Viewing post #832126 by teddahliaAfter 13 years online, Cubits.org is scheduled to be shut down. Please make sure you have the contact information for all your friends, and that you download whatever content you want from this site.
|I am not much concerned what color you call something or for that matter what I call the color of a dahlia. I like using descriptive terms too. I am concerned that all dahlia colors should be placed into the common color terms so that each actual color of a dahlia is under one of the terms. And that the color breaks between the colors is scientifically done. The main colors should be from the generally accepted 11 color names. Once you have the color chips for each of the main colors sorted out, one could certainly name some of the chips as do the paint companies.

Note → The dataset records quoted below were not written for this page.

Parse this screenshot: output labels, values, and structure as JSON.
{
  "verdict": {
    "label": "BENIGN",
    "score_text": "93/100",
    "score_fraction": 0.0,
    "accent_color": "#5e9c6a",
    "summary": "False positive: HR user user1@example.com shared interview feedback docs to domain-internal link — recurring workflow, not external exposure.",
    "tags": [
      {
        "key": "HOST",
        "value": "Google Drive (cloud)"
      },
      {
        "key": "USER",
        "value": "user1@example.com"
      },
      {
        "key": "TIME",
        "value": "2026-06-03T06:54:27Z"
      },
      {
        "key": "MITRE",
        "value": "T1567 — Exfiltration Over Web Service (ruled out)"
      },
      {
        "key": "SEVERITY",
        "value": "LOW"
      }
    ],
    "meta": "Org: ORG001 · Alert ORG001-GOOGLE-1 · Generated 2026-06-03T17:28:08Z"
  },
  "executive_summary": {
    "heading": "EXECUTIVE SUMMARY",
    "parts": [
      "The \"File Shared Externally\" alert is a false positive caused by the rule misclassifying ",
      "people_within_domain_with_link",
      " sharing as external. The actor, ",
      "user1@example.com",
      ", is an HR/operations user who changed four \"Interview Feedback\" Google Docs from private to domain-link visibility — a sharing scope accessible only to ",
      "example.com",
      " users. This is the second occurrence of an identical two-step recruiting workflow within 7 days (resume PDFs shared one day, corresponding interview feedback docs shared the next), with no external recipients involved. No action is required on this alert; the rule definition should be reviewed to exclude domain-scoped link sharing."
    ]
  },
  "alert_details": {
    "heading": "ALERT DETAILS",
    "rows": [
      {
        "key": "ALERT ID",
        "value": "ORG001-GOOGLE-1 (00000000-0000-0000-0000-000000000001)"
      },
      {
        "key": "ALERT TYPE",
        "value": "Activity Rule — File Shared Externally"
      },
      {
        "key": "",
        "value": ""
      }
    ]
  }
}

On this site authors have used words such as apricot, coral, amber, light purple, lilac, mauve, turquoise, teal, scarlet , crimson, cream, salmon, plum, magenta and many others. Each person using the color term seems to know what color the term represents but in reality as color names stray from the 11 basic colors, they lose their descriptive qualities. I have no idea what color teal and mauve are(is it a guy thing?). I think I know what lilac is but since there are numerous shades of lilac flowers, my color chip may be different than yours. Once the color chips of dahlia colors are properly assigned, a subset of common names could be applied to certain color chips.
Meanwhile, I will be using numerous descriptive names for colors of dahlias too. Some that I have not seen here are: gold, hot pink, brick red, black red, competition orange, cherry red, maroon, violet, mustard, lemon, heliotrope,
royal purple, blood red, and many, many more.
We like to place a sign on our porch that says: We are in the garden. Really, we are always in the garden.